> TASK TO CARRY OUT:
Go through the data and copy each line where the string "results" appears.

Items from a dataset
================================
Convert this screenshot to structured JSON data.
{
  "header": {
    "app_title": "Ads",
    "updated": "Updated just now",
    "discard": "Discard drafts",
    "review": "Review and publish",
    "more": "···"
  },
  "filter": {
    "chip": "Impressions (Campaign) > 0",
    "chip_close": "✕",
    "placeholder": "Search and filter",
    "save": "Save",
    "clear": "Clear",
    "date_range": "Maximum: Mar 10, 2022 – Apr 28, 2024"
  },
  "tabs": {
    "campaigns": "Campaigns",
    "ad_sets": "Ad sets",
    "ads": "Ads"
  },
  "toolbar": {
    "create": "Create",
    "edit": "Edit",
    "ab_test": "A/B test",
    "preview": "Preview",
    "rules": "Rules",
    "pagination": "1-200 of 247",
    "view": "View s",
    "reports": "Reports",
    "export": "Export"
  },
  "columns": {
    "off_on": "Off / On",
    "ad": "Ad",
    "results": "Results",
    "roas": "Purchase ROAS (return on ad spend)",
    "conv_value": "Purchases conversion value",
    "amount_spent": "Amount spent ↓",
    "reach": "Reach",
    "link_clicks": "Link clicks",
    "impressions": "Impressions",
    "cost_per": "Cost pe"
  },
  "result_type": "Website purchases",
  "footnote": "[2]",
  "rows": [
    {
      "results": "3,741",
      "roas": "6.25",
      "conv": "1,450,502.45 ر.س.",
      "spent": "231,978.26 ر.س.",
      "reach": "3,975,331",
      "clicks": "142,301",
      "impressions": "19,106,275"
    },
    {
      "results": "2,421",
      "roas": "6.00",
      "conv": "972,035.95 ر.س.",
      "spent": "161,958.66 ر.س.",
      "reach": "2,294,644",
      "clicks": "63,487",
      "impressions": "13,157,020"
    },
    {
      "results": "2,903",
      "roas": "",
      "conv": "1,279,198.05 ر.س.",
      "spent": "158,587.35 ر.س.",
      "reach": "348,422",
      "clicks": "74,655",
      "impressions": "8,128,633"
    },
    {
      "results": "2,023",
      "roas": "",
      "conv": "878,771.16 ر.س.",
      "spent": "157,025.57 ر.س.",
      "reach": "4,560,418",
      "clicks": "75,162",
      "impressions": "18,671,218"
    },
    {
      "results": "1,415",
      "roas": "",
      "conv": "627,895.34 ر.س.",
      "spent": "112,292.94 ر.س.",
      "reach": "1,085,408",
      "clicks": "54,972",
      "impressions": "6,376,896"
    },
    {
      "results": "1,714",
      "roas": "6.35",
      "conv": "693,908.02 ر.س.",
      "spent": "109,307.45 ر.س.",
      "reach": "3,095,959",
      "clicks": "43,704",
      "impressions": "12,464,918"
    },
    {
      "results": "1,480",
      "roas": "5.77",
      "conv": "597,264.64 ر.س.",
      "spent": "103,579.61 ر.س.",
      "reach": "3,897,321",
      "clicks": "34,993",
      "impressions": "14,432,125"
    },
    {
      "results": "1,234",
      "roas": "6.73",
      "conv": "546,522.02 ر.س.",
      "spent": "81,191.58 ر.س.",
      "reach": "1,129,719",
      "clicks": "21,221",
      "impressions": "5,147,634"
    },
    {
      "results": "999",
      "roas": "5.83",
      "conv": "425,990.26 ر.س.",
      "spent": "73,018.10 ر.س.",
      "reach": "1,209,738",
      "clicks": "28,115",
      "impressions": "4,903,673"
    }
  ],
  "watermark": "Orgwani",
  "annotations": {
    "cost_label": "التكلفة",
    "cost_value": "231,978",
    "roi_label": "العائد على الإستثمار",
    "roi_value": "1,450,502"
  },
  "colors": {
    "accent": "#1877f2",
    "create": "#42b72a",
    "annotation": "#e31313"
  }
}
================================
> OUTPUT FOR THIS EXERCISE:
    "results": "Results",
      "results": "3,741",
      "results": "2,421",
      "results": "2,903",
      "results": "2,023",
      "results": "1,415",
      "results": "1,714",
      "results": "1,480",
      "results": "1,234",
      "results": "999",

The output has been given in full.